A March 2001 Quinnipiac University poll found that 87 percent of New York state voters supported a ban on using handheld cell phones while driving.
A few months later, New York became the first state to pass legislation banning the use of a handheld cell phone while behind the wheel.
Though the poll can’t take all the credit for the passing of the cell phone bill, the QU survey was still one of the factors that led to the new legislation, said Doug Schwartz, director of the Quinnipiac University poll.
A New York Times article published June 26, 2001, agreed, saying that the “bill got an extra boost” from the results of the poll.
And since 2001, seven states – including Connecticut – have followed in New York’s footsteps, prohibiting handheld cell phone use while driving, according to the Governors Highway Safety Association.
“Poll results play a critical role in the political arena,” said Chuck Swirsky, campaign manager for Congresswoman Rosa DeLauro. “They are a great way for elected officials and candidates to get a clear picture of how the public feels about the issues.”
The Quinnipiac poll started in 1988 by a marketing research professor, according to Schwartz. It now releases about 100 polls each year. The independent, school-funded survey uses 300 to 400 part-time interviewers, half of which are Quinnipiac students during the academic year, he said.
“A poll is the most accurate way to measure public opinion,” said Schwartz. “[And] elected officials want to know what issues are most important to voters.”
One issue closer to home – because of the Cheshire home invasion murders and ongoing trial – is whether the death penalty should be abolished. One of the two defendants, Steven Hayes, was sentenced to death last year and the trial of the second defendant, Joshua Komisarjevsky, is scheduled to start in September.
Connecticut came close to repealing the death penalty until the testimony of Dr. William Petit, the husband and father of the three victims, to withdraw her support of the bill.
Also playing a factor in the decision? A Quinnipiac poll finding 67 percent of Connecticut voters in favor of the death penalty, said Jim Shay, assistant managing editor of the Connecticut Post.
“I’m not saying the poll was a major factor but it played a part,” he said. “It gave legislators pause.”
Shay said it was “an element of the story” that the Post published about the death penalty repeal's failure to pass.
The death penalty poll surveyed 1,693 registered Connecticut voters and had a margin of error of plus or minus 2.4 percentage points.
Over the years of its existence, the Quinnipiac poll has been lauded as one of the most accurate polls in the nation. Nate Silver, a New York Times blogger, called the Quinnipiac polling firm the “most accurate survey” when reporting figures for the 2010 Senate and gubernatorial races. The Quinnipiac poll “missed the final margin between the candidates by 3.3 points” and “showed little overall bias,” according to the blog post.
Schwartz said there are many factors in obtaining an accurate sample. First, it’s crucial to have a large random sample. In order to have a margin of error of plus or minus 3 percentage points, about a thousand people need to be polled, he said. It’s also important to avoid shortcuts, like using a phone book that excludes unlisted numbers, said Schwartz.
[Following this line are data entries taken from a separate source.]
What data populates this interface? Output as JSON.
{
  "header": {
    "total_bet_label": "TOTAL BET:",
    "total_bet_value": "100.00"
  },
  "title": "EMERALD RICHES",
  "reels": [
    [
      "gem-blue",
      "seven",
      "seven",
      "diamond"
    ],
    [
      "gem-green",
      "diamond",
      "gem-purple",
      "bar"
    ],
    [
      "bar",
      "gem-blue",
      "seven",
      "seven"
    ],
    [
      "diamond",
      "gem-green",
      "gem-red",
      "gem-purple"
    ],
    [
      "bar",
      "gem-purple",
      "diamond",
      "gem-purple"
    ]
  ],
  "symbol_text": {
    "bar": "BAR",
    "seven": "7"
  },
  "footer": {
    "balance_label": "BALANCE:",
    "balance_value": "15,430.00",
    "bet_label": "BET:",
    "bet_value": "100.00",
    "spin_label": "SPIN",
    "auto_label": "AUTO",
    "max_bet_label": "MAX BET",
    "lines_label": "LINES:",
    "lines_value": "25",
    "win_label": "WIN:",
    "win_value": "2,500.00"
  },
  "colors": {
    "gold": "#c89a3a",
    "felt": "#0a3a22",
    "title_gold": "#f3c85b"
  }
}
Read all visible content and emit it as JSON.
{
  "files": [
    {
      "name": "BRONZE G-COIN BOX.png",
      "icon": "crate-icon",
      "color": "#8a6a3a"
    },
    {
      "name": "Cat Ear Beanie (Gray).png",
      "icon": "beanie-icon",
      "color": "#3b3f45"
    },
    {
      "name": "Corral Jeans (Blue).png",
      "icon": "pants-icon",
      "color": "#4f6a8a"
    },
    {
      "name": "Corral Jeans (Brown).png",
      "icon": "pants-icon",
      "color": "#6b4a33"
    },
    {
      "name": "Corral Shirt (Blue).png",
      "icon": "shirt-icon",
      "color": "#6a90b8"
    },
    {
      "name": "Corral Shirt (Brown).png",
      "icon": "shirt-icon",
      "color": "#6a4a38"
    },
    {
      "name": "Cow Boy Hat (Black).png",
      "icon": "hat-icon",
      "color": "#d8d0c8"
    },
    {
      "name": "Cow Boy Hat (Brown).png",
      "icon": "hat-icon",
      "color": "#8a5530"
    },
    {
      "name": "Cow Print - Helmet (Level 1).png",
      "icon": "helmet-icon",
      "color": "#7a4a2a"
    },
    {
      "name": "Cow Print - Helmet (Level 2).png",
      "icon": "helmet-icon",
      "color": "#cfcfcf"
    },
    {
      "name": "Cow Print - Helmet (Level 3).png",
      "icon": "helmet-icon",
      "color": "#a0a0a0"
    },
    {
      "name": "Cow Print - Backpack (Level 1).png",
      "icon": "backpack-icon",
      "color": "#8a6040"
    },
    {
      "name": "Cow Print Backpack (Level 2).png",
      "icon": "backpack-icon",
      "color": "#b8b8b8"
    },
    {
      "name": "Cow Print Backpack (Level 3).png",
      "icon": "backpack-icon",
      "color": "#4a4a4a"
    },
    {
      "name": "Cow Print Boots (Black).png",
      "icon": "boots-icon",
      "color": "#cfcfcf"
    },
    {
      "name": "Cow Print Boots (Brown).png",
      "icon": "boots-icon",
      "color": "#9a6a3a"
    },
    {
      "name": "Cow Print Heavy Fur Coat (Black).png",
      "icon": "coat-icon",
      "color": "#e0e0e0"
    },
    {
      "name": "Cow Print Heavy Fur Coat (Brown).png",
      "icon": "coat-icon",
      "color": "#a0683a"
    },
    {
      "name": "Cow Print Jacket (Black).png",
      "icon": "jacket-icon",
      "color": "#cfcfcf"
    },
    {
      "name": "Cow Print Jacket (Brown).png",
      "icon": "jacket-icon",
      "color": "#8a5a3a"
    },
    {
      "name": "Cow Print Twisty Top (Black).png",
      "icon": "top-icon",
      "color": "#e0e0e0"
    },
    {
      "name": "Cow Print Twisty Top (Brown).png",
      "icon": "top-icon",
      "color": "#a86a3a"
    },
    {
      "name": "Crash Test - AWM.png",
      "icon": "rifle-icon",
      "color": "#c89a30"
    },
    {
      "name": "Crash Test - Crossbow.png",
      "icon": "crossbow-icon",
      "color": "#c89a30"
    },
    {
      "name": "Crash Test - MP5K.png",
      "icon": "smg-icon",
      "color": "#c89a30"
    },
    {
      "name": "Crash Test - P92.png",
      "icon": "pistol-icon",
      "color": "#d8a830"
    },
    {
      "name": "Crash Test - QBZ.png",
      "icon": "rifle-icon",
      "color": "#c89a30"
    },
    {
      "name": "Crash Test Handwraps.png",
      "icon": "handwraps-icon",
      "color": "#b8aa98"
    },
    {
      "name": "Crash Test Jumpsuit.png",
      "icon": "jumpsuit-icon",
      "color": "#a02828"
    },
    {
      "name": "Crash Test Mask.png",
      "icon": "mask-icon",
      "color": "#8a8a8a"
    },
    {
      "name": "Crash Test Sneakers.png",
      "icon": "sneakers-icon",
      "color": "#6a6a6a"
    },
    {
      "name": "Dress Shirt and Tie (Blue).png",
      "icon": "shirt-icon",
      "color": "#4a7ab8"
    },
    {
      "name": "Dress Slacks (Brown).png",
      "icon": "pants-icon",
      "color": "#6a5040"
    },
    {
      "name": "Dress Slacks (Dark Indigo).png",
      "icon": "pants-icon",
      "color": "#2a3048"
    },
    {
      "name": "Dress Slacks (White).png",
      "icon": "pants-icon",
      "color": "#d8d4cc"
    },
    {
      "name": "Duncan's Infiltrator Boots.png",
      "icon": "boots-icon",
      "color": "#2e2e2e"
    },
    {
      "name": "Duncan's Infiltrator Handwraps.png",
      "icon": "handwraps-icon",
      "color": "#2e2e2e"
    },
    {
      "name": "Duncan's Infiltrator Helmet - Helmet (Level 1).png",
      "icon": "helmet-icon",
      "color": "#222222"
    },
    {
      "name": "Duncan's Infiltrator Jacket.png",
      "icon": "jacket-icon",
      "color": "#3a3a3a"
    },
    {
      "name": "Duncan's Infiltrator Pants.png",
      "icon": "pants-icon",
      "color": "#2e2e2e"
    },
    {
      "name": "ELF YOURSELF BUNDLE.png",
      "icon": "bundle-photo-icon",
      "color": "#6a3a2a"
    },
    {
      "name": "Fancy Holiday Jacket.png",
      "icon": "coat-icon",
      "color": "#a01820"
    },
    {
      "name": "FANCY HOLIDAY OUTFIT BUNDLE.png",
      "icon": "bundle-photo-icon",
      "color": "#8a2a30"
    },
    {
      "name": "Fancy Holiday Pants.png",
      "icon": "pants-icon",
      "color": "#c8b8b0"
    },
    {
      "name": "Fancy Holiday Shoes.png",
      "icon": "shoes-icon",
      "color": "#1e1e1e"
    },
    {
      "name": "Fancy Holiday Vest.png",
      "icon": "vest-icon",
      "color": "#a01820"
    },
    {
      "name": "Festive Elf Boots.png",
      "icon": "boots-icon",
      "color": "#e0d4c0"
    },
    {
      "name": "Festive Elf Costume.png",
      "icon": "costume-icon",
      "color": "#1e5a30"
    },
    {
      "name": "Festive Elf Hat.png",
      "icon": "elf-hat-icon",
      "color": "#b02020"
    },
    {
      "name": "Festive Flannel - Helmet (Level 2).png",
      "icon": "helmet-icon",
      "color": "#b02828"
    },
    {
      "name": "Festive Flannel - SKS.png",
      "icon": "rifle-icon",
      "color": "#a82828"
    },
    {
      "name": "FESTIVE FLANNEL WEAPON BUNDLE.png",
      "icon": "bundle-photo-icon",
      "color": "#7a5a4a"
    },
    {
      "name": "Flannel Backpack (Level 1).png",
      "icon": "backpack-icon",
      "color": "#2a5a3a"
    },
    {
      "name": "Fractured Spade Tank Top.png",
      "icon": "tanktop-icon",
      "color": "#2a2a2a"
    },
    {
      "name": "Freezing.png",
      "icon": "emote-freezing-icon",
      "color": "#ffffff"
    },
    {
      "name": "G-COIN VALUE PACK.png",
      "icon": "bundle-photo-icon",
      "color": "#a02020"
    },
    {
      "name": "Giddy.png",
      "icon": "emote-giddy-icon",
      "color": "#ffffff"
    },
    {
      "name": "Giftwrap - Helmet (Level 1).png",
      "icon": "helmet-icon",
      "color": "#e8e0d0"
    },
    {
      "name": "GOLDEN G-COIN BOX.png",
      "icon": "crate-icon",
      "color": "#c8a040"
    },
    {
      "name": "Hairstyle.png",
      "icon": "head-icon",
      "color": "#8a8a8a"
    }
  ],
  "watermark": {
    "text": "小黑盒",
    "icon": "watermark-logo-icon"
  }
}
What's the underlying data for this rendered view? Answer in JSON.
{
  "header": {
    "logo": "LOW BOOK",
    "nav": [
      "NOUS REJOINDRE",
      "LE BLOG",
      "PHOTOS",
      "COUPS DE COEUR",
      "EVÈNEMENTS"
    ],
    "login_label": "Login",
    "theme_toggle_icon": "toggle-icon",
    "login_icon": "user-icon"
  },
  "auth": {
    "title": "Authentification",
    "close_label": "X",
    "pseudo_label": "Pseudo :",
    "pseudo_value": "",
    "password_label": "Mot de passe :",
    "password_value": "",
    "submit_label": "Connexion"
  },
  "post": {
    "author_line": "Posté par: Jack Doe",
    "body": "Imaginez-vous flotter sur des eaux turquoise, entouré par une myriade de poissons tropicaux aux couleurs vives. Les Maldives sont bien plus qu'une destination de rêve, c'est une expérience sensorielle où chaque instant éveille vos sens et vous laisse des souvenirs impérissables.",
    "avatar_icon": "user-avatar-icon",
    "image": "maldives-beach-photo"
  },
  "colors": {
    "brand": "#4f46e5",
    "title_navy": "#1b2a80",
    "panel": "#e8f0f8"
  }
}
The Quinnipiac poll uses a “random digital dialing” system that has a computer generate phone numbers, which includes unlisted and cell phones.
Another strength to the system: Interviewers call a telephone number four times before giving up on the potential respondent. With the 2012 elections approaching, it looks like QU pollers will be busy making calls.